• _Excerpted data_:
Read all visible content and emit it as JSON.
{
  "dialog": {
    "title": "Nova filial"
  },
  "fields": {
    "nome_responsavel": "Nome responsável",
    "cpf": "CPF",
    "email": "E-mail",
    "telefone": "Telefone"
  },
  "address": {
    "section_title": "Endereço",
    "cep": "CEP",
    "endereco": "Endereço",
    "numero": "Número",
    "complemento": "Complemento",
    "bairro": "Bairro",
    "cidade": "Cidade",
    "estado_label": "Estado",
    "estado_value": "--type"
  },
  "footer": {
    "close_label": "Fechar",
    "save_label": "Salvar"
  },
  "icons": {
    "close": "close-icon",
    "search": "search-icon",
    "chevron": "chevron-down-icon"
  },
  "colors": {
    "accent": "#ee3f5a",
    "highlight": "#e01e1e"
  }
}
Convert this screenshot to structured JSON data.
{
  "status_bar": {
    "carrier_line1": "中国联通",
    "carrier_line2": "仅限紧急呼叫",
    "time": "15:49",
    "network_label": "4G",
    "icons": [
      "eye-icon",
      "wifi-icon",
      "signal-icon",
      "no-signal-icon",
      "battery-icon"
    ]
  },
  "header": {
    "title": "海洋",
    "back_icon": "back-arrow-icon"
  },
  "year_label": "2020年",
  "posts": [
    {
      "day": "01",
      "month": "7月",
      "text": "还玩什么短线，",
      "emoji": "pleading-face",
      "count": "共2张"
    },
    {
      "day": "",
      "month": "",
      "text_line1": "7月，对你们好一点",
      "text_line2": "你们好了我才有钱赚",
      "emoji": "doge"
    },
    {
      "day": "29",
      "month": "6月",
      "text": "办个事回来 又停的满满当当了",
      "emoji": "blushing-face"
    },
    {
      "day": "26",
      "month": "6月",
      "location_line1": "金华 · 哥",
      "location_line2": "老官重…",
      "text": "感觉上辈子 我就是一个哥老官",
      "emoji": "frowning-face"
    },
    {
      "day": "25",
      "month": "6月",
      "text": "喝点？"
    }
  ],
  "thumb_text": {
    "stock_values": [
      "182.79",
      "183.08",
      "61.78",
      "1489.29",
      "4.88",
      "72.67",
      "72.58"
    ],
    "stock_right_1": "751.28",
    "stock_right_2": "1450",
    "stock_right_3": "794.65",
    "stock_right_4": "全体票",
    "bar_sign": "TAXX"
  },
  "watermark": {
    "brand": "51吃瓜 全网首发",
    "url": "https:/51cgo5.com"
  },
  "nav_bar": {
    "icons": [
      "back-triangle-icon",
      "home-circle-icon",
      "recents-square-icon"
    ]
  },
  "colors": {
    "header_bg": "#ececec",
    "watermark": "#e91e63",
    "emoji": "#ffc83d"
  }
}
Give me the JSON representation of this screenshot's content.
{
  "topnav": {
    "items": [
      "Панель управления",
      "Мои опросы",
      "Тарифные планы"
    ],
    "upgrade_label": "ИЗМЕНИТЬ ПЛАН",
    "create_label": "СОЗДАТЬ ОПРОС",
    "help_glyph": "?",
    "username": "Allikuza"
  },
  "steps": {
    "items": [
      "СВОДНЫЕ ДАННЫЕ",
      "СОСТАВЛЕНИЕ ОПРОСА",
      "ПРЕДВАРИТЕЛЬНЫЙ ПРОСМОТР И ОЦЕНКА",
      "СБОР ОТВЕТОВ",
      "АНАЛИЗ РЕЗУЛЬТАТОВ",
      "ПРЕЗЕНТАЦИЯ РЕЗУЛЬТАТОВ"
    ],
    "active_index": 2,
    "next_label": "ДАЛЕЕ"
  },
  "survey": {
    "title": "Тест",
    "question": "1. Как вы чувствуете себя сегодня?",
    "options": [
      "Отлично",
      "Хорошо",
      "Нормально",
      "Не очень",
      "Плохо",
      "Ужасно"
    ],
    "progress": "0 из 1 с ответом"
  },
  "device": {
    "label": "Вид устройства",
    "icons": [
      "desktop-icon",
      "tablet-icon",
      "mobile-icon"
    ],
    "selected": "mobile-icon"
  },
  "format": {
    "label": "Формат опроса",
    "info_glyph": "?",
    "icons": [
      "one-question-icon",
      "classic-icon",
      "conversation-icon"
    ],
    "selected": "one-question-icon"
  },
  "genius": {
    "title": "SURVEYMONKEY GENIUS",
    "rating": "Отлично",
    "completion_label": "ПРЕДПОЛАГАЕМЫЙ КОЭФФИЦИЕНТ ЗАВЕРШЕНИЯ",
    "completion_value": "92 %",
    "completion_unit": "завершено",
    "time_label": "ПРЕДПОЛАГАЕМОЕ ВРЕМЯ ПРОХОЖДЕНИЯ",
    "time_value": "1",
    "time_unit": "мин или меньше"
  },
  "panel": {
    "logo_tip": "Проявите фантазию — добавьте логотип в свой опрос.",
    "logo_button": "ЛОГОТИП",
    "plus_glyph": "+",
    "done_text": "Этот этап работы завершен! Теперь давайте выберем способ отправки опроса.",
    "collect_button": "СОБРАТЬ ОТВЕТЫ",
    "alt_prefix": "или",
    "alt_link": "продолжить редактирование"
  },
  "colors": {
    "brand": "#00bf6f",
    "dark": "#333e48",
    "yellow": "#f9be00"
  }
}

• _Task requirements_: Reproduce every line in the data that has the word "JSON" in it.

• _Task answer_:
Read all visible content and emit it as JSON.
Convert this screenshot to structured JSON data.
Give me the JSON representation of this screenshot's content.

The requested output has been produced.